More than a quarter of all Hackney social housing lack standards

Courtesy by HoxtonCouncillors/Creative Commons

By Antonia Molloy

Courtesy by HoxtonCouncillors/Creative Commons
Courtesy by HoxtonCouncillors/Creative Commons

More than a quarter of all social housing in the borough does not meet the minimum standards defined by the Government’s Decent Homes Programme.

Hackney Council promised to ensure that council homes met a set standard by 2012, but has achieved this in less than 75 per cent of cases.
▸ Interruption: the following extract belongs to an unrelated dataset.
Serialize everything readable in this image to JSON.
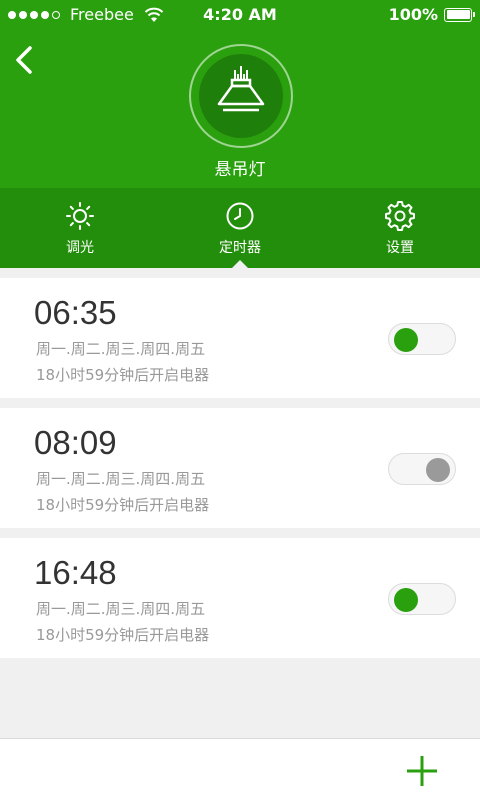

A council spokesperson, speaking to the Hackney Citizen, said: “As of December 2012, 73.83 per cent of our rentable stock was ‘decent’ (as per decent homes definition). This equates to 16,798 homes.”

The Decent Homes Programme was introduced by the Labour party in 2000 and originally aimed to ensure that all social housing, as well as vulnerable households in the private sector, met fixed standards of decency by 2010.

However, in November 2009, the completion date was extended to 2018-19 after the National Audit Office claimed that there were weaknesses in the Government’s programme, which created a risk to value for money.

In a 2010 report, Hackney Council vowed to achieve this benchmark by 2012, but a new bidding system saw the council receive £61m of funding covering the years up until 2015, which was £40m less than the amount required for completion.

A council spokesperson said: “The council is proposing to allocate £10m of its own capital resources in 2013/14 to top up the backlog funding”.